** Exercise objective **
Give the number of lines in the records below that contain the word "accent". State only that number.

•••

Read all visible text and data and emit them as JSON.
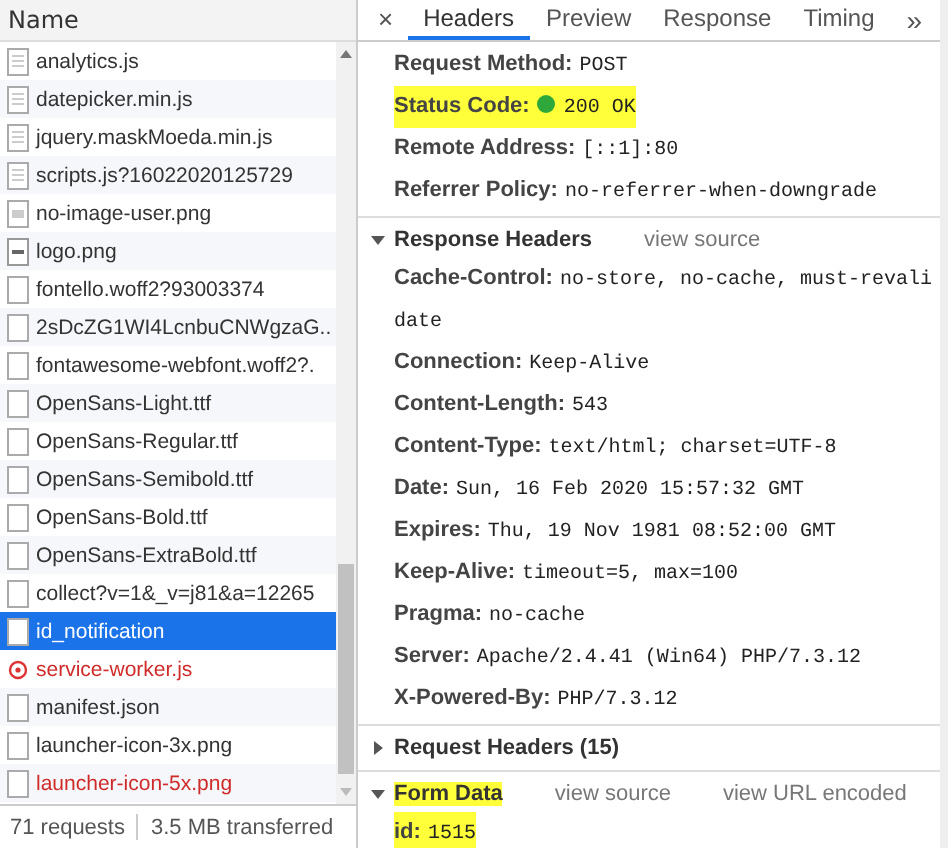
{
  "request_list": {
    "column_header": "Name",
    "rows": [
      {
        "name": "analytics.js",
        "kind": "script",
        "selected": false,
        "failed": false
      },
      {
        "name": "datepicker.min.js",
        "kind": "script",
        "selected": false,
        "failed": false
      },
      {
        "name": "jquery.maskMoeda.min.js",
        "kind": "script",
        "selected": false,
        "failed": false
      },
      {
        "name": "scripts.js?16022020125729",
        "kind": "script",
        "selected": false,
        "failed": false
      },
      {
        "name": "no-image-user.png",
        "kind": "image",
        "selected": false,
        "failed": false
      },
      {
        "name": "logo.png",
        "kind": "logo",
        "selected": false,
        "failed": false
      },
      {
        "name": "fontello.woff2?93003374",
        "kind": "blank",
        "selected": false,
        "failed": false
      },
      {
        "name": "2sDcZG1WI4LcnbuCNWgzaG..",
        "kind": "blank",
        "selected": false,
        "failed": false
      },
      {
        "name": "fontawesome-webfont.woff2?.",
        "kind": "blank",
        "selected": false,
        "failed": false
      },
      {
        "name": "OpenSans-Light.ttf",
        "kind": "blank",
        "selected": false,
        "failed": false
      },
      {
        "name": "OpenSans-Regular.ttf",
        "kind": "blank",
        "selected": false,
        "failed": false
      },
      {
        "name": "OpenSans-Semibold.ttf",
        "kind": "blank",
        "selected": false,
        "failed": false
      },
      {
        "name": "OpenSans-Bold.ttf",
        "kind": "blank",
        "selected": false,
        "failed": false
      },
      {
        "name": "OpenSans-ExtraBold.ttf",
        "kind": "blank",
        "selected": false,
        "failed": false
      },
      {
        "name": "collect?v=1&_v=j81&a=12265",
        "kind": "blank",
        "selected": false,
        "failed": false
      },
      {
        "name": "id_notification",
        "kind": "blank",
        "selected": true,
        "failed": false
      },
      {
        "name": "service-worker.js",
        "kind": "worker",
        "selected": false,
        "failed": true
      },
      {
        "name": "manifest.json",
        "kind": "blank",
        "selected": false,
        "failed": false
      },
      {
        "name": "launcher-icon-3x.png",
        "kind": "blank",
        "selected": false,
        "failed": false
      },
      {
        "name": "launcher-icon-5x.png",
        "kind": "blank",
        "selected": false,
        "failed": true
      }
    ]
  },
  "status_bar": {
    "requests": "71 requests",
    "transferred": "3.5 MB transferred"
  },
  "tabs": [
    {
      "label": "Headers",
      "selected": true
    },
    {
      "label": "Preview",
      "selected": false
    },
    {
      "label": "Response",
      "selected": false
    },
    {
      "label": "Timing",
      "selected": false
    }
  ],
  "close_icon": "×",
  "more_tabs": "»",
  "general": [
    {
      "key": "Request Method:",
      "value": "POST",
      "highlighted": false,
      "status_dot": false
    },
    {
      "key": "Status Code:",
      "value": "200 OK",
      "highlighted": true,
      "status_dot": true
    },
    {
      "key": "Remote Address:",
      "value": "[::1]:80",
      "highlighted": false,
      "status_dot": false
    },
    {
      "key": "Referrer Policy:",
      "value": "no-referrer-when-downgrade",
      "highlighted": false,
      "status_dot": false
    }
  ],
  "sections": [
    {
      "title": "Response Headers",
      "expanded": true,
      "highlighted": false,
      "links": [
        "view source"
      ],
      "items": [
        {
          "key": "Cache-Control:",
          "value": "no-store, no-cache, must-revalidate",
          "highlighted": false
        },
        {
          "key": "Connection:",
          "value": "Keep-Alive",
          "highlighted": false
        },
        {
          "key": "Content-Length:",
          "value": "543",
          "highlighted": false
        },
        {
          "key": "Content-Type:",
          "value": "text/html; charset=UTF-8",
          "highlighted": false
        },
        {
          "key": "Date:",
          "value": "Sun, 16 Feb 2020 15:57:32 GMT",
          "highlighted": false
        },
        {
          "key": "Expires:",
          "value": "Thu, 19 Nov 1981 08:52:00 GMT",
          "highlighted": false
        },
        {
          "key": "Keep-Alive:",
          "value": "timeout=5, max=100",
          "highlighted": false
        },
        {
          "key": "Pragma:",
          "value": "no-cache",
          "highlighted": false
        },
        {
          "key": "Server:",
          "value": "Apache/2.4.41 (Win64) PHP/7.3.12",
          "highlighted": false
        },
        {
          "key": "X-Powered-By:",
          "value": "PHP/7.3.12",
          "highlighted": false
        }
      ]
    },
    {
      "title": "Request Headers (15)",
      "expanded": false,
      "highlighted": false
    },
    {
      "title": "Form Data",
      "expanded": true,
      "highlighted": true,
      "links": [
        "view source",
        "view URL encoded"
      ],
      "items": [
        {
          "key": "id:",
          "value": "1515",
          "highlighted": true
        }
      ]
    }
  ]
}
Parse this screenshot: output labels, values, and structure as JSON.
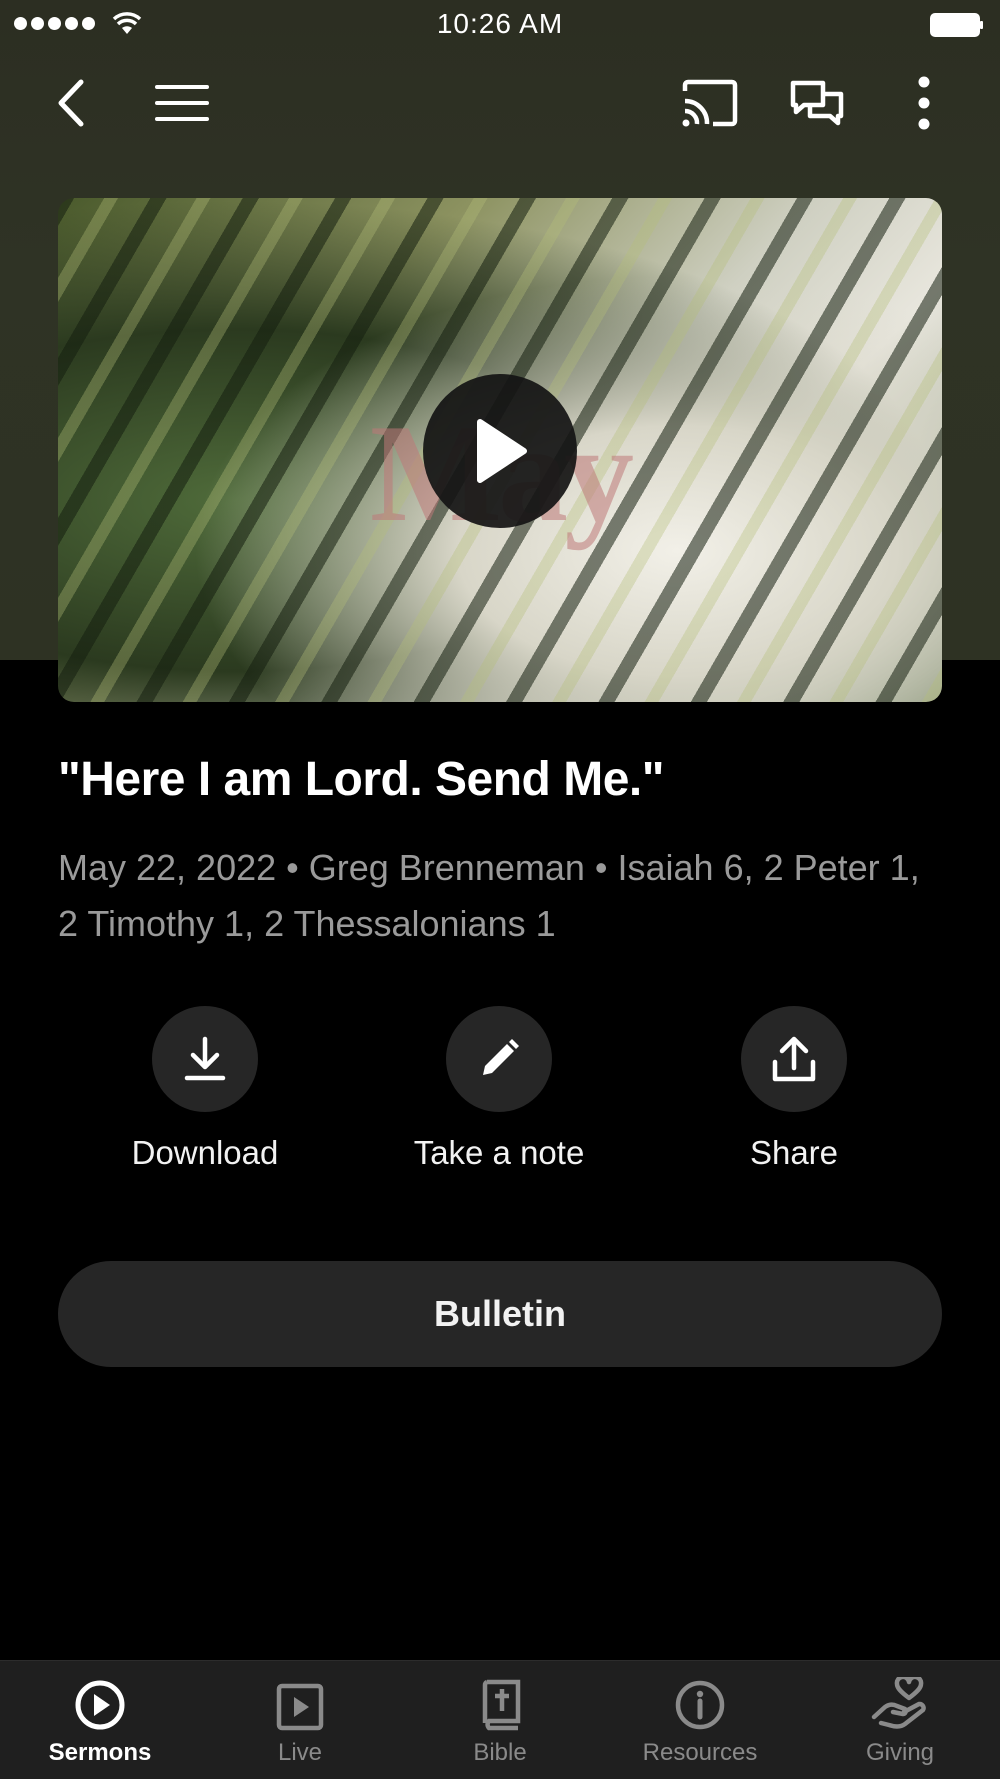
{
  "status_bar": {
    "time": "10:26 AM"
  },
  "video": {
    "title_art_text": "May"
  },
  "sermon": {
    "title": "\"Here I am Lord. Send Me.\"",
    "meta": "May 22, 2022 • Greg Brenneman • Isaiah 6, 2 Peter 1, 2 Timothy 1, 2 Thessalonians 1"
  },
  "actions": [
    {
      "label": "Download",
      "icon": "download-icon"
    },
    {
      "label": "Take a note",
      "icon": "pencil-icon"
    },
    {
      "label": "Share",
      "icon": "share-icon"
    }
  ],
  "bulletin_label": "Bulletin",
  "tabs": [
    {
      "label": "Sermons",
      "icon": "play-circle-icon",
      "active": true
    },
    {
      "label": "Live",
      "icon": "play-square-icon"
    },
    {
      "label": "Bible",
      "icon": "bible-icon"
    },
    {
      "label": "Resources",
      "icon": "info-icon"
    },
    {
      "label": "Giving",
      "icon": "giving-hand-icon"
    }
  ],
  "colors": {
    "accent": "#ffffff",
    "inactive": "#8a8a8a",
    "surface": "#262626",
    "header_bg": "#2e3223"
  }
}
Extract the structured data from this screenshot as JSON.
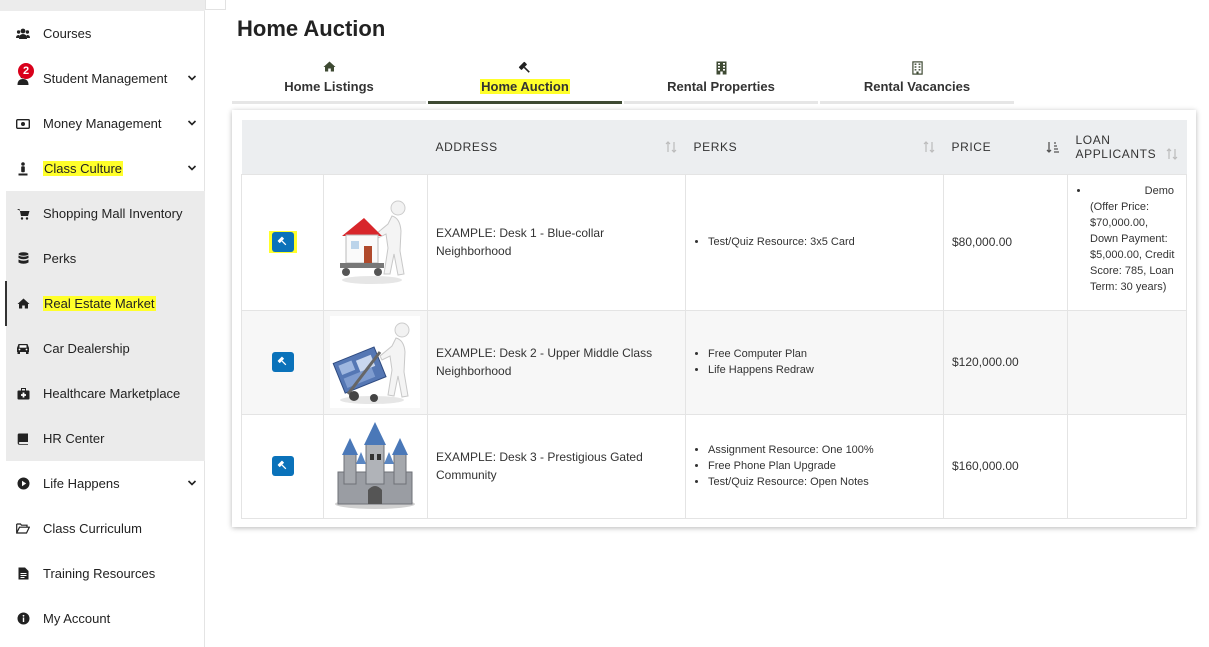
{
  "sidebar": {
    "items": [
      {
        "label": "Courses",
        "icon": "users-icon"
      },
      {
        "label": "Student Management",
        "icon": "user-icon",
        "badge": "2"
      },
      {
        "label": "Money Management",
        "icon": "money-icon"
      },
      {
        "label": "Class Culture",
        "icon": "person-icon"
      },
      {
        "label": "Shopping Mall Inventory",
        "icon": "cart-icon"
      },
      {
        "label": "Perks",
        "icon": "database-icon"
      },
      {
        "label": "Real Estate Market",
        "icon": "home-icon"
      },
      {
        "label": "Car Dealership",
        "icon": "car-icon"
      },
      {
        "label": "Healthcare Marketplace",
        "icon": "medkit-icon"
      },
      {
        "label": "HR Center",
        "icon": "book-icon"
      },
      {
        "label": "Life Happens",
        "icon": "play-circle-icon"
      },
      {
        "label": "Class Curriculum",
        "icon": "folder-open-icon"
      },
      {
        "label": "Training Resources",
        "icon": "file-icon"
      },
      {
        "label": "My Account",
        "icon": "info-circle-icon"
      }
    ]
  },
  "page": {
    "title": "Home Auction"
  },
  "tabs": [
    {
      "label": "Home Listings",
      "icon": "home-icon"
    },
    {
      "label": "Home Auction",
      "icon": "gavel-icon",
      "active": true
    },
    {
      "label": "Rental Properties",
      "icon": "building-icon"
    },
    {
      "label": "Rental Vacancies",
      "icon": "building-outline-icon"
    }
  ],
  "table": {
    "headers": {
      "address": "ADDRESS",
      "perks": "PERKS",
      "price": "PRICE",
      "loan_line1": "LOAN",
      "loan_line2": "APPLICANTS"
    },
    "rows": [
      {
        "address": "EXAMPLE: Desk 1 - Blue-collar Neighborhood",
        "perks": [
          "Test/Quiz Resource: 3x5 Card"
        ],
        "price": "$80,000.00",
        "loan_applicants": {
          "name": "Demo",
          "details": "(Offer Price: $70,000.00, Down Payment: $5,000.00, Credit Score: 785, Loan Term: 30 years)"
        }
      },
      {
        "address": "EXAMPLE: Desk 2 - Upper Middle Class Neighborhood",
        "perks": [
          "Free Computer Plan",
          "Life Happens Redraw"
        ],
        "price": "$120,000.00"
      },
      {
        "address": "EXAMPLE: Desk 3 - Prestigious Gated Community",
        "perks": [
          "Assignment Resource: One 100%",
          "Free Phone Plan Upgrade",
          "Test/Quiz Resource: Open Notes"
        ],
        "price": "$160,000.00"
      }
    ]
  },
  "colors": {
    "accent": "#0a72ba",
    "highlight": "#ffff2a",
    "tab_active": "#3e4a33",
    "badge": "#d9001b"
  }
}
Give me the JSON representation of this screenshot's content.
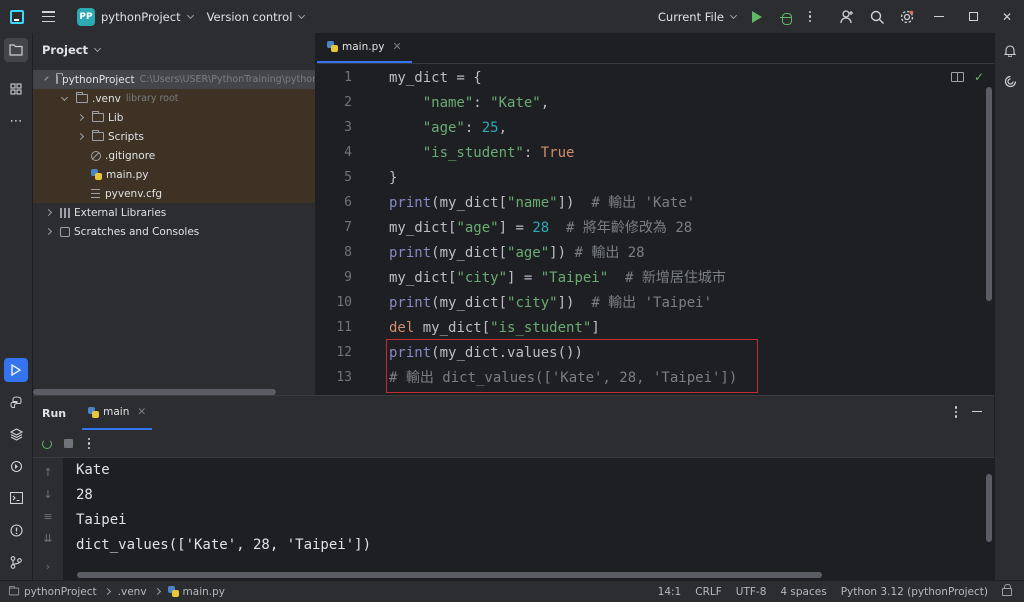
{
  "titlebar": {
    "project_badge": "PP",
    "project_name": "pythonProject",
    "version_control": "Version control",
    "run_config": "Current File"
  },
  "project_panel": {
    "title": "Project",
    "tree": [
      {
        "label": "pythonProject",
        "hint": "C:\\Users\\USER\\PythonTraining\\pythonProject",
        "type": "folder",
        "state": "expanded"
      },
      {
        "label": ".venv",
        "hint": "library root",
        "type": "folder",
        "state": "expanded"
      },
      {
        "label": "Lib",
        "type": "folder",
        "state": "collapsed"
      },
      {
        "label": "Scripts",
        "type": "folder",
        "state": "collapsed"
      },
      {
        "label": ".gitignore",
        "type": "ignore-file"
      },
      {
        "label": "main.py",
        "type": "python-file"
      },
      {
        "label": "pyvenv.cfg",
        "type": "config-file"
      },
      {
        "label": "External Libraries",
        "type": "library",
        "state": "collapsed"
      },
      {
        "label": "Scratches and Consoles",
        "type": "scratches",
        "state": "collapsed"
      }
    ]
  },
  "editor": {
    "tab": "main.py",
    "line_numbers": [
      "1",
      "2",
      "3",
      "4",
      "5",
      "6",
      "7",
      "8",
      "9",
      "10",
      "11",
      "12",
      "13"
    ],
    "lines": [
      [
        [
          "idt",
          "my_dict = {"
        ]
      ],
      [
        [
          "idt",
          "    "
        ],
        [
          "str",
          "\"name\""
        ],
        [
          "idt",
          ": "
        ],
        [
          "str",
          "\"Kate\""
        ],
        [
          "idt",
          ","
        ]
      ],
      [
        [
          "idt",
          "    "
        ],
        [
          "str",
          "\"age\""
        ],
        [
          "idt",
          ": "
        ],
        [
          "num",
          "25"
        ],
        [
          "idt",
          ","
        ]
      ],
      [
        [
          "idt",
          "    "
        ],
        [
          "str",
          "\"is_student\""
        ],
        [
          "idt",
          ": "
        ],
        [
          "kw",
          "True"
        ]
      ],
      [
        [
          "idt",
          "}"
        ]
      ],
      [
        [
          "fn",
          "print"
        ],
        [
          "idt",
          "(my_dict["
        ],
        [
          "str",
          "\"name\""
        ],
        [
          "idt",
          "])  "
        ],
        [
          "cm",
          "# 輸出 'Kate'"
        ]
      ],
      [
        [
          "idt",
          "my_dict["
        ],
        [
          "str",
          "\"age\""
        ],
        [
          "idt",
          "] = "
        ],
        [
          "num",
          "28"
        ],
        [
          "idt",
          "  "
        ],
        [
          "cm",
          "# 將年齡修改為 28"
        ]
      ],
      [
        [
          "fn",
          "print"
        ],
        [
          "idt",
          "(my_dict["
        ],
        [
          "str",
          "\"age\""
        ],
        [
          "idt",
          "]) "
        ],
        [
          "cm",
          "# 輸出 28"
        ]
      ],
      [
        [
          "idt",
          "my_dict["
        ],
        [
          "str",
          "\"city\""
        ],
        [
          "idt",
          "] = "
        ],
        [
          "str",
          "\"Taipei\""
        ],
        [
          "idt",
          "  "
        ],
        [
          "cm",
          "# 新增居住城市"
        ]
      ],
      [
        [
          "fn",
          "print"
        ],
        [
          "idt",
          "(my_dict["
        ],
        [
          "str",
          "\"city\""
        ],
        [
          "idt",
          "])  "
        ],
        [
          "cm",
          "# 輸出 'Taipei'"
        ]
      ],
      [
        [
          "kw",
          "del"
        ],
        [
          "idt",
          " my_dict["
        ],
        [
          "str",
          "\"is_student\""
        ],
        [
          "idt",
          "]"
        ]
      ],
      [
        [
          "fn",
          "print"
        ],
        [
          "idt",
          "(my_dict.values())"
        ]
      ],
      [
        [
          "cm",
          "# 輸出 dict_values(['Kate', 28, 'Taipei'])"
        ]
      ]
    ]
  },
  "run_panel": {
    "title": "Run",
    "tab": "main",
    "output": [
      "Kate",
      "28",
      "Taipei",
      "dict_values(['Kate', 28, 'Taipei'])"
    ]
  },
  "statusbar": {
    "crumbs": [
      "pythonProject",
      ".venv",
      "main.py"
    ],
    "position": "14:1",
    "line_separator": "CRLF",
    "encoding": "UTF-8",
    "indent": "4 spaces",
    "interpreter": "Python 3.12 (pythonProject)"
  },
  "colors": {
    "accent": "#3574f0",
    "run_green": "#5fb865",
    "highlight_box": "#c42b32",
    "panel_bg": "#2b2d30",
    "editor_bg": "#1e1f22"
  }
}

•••

** Expected output **
3